Objective: To describe weekly admission rates for affective and non-affective psychosis, major depression and other psychiatric disorders in the early and late postpartum periods. To assess the impact of socioeconomic status, age and parity on admission rates. Methods: Scottish maternity records were linked to psychiatric hospital admissions. 3290 pregnancy-related psychiatric admissions were assessed. Weekly admission rates were calculated for the pregnancy period, early postpartum period (6 weeks after birth) and late postpartum period (up to 2 years after birth), and compared with pre-pregnancy rates (up to 2 years before pregnancy). Admission rates were generated by calculating the total number of admissions for each time period divided by the number of weeks in the period. Incidence rate ratios (IRRs) were generated for each time period, using deprivation, age, parity and record of previous psychiatric hospital care-adjusted Poisson regression models. Results: Women from more deprived social quintiles accounted for the largest proportion of admissions across all time periods. Compared with pre-pregnancy period, admission rates fell during pregnancy, increased markedly during the early postpartum period, and remained elevated for 2 years after childbirth. Within the most affluent quintile, admission IRRs were higher in the early postpartum period (IRR=1.29, 95% CI 1.02 to 1.59) than in the late postpartum period (IRR=0.87, 95% CI 0.74 to 0.98). For the late postpartum period, there was a positive association between higher maternal age and admission IRRs (ages 20–35 years, IRR=1.35, 95% CI 1.16 to 1.54 and age>40 years IRR=1.72, 95% CI 1.41 to 2.09). Conclusions: Rates of psychiatric admission fell during pregnancy and increased in the early postpartum period (particularly during the first 2 weeks after birth), and remained elevated above baseline during the 2-year late postpartum period. An understanding of how social deprivation, age and parity might influence risk of psychiatric admission at different time points could help to target perinatal mental health services more effectively.

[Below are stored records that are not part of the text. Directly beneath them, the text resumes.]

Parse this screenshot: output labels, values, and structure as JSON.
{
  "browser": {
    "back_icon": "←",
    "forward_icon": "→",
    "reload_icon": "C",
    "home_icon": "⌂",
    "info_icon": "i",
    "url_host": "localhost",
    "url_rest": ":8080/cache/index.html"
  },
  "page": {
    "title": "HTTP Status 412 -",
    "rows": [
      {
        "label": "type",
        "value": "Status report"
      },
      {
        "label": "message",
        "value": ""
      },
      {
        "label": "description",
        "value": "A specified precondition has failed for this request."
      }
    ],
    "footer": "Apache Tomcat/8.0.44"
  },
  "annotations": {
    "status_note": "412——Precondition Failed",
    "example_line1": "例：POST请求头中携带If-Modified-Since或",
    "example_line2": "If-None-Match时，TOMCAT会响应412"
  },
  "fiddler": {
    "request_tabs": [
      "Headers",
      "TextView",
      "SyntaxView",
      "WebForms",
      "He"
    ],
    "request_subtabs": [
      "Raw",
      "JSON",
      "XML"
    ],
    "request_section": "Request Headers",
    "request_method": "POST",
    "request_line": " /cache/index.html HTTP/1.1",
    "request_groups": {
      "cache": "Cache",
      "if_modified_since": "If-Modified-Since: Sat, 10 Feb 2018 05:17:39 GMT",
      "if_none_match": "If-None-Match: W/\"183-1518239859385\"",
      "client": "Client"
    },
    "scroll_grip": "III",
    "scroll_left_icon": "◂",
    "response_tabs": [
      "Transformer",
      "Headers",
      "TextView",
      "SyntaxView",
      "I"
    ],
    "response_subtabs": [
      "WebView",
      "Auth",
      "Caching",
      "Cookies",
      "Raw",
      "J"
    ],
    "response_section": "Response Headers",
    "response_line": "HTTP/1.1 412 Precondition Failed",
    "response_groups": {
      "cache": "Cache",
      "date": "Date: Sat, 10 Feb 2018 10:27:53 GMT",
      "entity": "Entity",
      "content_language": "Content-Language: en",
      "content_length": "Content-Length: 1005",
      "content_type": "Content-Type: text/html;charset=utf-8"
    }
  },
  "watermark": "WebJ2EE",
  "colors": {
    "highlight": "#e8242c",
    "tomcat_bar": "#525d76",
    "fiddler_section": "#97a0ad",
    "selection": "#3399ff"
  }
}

Item Type:Articles
Additional Information:This work was funded by NHS Greater Glasgow & Clyde project code: GN12CP246.
Glasgow Author(s) Enlighten ID:Smith, Professor Daniel and Langan-Martin, Dr Julie and McLean, Dr Gary
Authors: Langan-Martin, J., McLean, G., Cantwell, R., and Smith, D. J.
College/School:College of Medical Veterinary and Life Sciences > School of Health & Wellbeing > Mental Health and Wellbeing
Journal Name:BMJ Open
Publisher:BMJ Publishing Group
ISSN (Online):2044-6055
Copyright Holders:Copyright © 2016 The Authors
First Published:First published in British Medical Journal 6(1):e008758
Publisher Policy:Reproduced under a Creative Commons License

University Staff: Request a correction | Enlighten Editors: Update this record